Since I didn’t want to get all boring and serve the chicken with rice, I opted to make these yuca fries. I had seen them in this online cookbook as a lunch favorite in Guinea-Bissau and I thought, “Hey! If I’m using this as an opportunity to get over my longtime distaste for some ingredients, here’s another shot at that.”
So, hello Mr. Yuca!
That’s YOO-ka, not YUCK-a. YUCK-a is yucca and is from the desert and The Beast of Yucca Flats. This is a root vegetable also known as cassava. … See, now I know things!
We last met yuca on our culinary trip to Gabon (Week 61) and I got to build from that experience. So, I quickly cut off the ends and peeled the waxy tuber.
I quartered the demon and deftly tried to cut out the woody center strip, which I gather is not only inedible but potentially dangerous.
So, in order to cook it properly (and make it, er, not dangerous), I boiled the not-looking-at-all-like-wedge-fries chunks for 20 minutes. (It said ten in the recipe, but I added time to be on the safe side.)
Once they were suitably soft, I drained them.
And I dropped them into the deep fryer which was set at 375F. (The recipe called for doing this in a pan, but I figured, “Hey, I have a deep fryer. Why bother with the mess if I don’t have to?”)
In minutes, I had crispy cassava fries! I salted them up and they were ready to eat.
I plated the chicken (and poured lemon juice over it) and it looked like this.
And the fries I put in a bowl, since I didn’t want them getting all soggy on the plate with the chicken. Those looked like this.
Again, Africa scores high on unexpected deliciousness.
The chicken had a wonderful acidic taste thanks to that lemon dousing. And the heat of the peppers crept up on us after a few bites. My only complaint was that I should have let it cook for just a few minutes more, since it was just barely ready. When I went back for seconds, the pieces that had been stewing longer tasted even better.
Also, it’s kind of awkward eating chicken on the bone with utensils when it’s doused in sauce. Let’s just say I have to clean more things than I expected I’d need to.
And the fries? Oh my, that was great. Sweet, salty and oh-so-slightly sour, I couldn’t get enough of these. I gather they’re not so great the next day, but I’m going to risk it. Why don’t people eat these everywhere? Because they are seriously yum.
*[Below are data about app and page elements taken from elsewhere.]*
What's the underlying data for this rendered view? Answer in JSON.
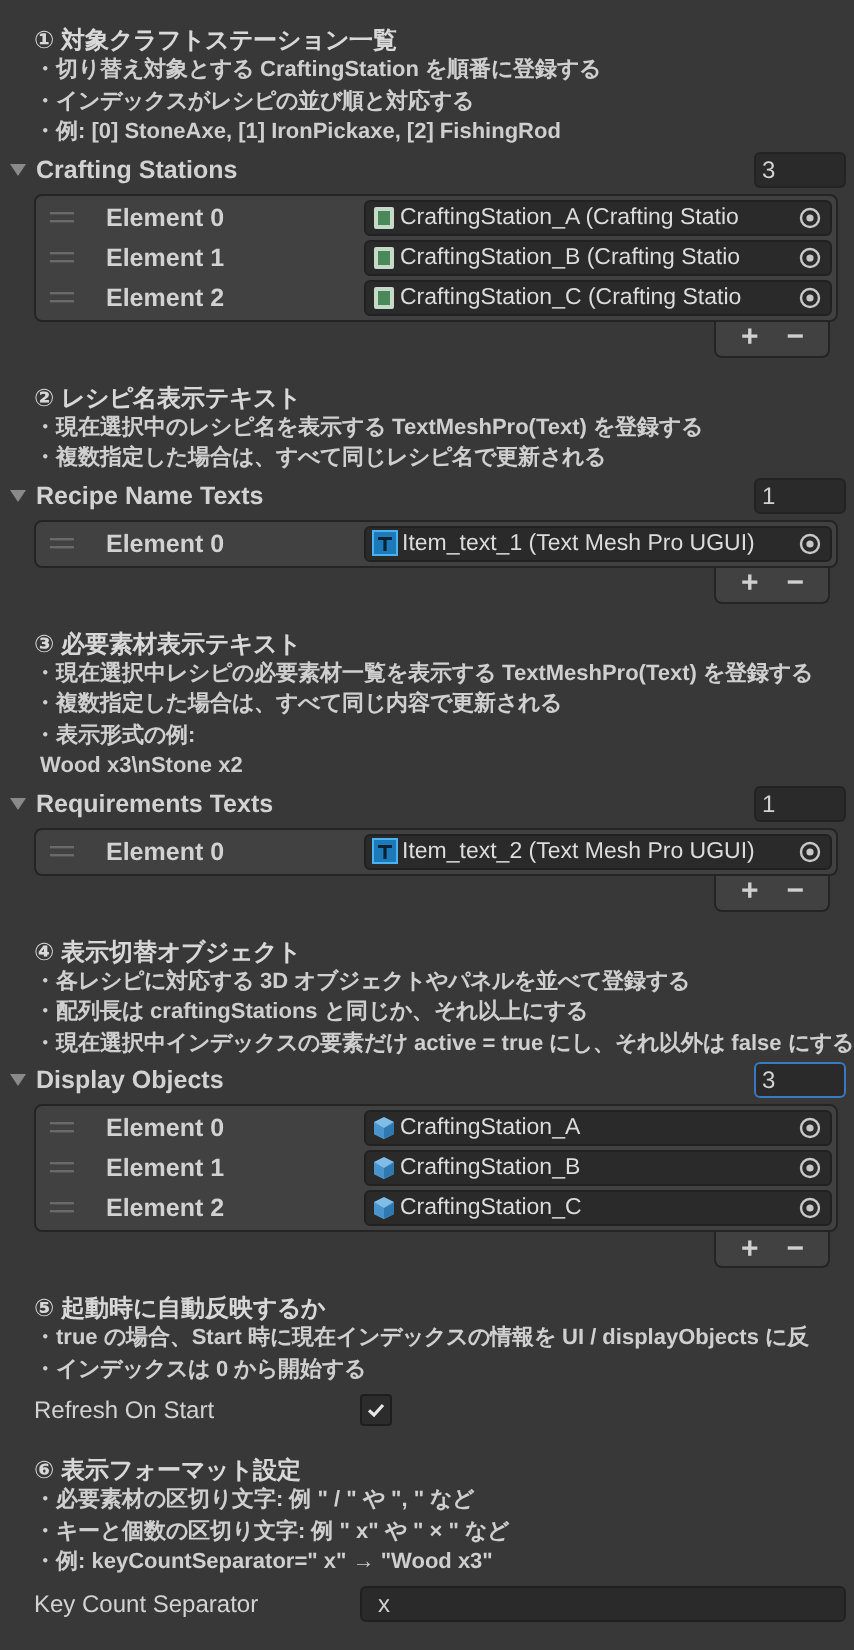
{
  "sections": [
    {
      "title": "① 対象クラフトステーション一覧",
      "lines": [
        "・切り替え対象とする CraftingStation を順番に登録する",
        "・インデックスがレシピの並び順と対応する",
        "・例: [0] StoneAxe, [1] IronPickaxe, [2] FishingRod"
      ],
      "field": {
        "kind": "array",
        "label": "Crafting Stations",
        "expanded": true,
        "count": "3",
        "focused": false,
        "buttons": [
          "+",
          "−"
        ],
        "elements": [
          {
            "label": "Element 0",
            "value": "CraftingStation_A (Crafting Statio",
            "kind": "script"
          },
          {
            "label": "Element 1",
            "value": "CraftingStation_B (Crafting Statio",
            "kind": "script"
          },
          {
            "label": "Element 2",
            "value": "CraftingStation_C (Crafting Statio",
            "kind": "script"
          }
        ]
      }
    },
    {
      "title": "② レシピ名表示テキスト",
      "lines": [
        "・現在選択中のレシピ名を表示する TextMeshPro(Text) を登録する",
        "・複数指定した場合は、すべて同じレシピ名で更新される"
      ],
      "field": {
        "kind": "array",
        "label": "Recipe Name Texts",
        "expanded": true,
        "count": "1",
        "focused": false,
        "buttons": [
          "+",
          "−"
        ],
        "elements": [
          {
            "label": "Element 0",
            "value": "Item_text_1 (Text Mesh Pro UGUI)",
            "kind": "text"
          }
        ]
      }
    },
    {
      "title": "③ 必要素材表示テキスト",
      "lines": [
        "・現在選択中レシピの必要素材一覧を表示する TextMeshPro(Text) を登録する",
        "・複数指定した場合は、すべて同じ内容で更新される",
        "・表示形式の例:",
        " Wood x3\\nStone x2"
      ],
      "field": {
        "kind": "array",
        "label": "Requirements Texts",
        "expanded": true,
        "count": "1",
        "focused": false,
        "buttons": [
          "+",
          "−"
        ],
        "elements": [
          {
            "label": "Element 0",
            "value": "Item_text_2 (Text Mesh Pro UGUI)",
            "kind": "text"
          }
        ]
      }
    },
    {
      "title": "④ 表示切替オブジェクト",
      "lines": [
        "・各レシピに対応する 3D オブジェクトやパネルを並べて登録する",
        "・配列長は craftingStations と同じか、それ以上にする",
        "・現在選択中インデックスの要素だけ active = true にし、それ以外は false にする"
      ],
      "field": {
        "kind": "array",
        "label": "Display Objects",
        "expanded": true,
        "count": "3",
        "focused": true,
        "buttons": [
          "+",
          "−"
        ],
        "elements": [
          {
            "label": "Element 0",
            "value": "CraftingStation_A",
            "kind": "gameobject"
          },
          {
            "label": "Element 1",
            "value": "CraftingStation_B",
            "kind": "gameobject"
          },
          {
            "label": "Element 2",
            "value": "CraftingStation_C",
            "kind": "gameobject"
          }
        ]
      }
    },
    {
      "title": "⑤ 起動時に自動反映するか",
      "lines": [
        "・true の場合、Start 時に現在インデックスの情報を UI / displayObjects に反",
        "・インデックスは 0 から開始する"
      ],
      "field": {
        "kind": "toggle",
        "label": "Refresh On Start",
        "checked": true
      }
    },
    {
      "title": "⑥ 表示フォーマット設定",
      "lines": [
        "・必要素材の区切り文字: 例 \" / \" や \", \" など",
        "・キーと個数の区切り文字: 例 \" x\" や \" × \" など",
        "・例: keyCountSeparator=\" x\" → \"Wood x3\""
      ],
      "field": {
        "kind": "text",
        "label": "Key Count Separator",
        "value": "x"
      }
    }
  ]
}
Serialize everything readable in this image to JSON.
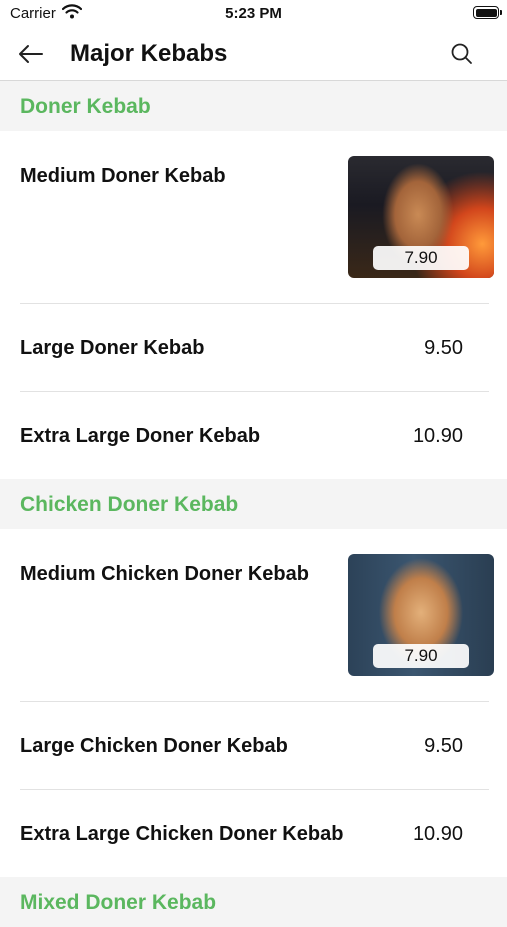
{
  "status_bar": {
    "carrier": "Carrier",
    "time": "5:23 PM"
  },
  "nav": {
    "title": "Major Kebabs",
    "back_icon": "arrow-left-icon",
    "search_icon": "search-icon"
  },
  "sections": [
    {
      "title": "Doner Kebab",
      "items": [
        {
          "name": "Medium Doner Kebab",
          "price": "7.90",
          "image": "doner-kebab-photo"
        },
        {
          "name": "Large Doner Kebab",
          "price": "9.50"
        },
        {
          "name": "Extra Large Doner Kebab",
          "price": "10.90"
        }
      ]
    },
    {
      "title": "Chicken Doner Kebab",
      "items": [
        {
          "name": "Medium Chicken Doner Kebab",
          "price": "7.90",
          "image": "chicken-doner-kebab-photo"
        },
        {
          "name": "Large Chicken Doner Kebab",
          "price": "9.50"
        },
        {
          "name": "Extra Large Chicken Doner Kebab",
          "price": "10.90"
        }
      ]
    },
    {
      "title": "Mixed Doner Kebab",
      "items": []
    }
  ],
  "colors": {
    "accent_green": "#5bb75f",
    "section_bg": "#f4f4f4",
    "divider": "#e2e2e2"
  }
}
Thanks, G-B! It may be a while before we get back to Africa (alphabetically), so thanks for leaving me with this taste in my mouth!
Next Week: We rock on down to South America again with … Guyana!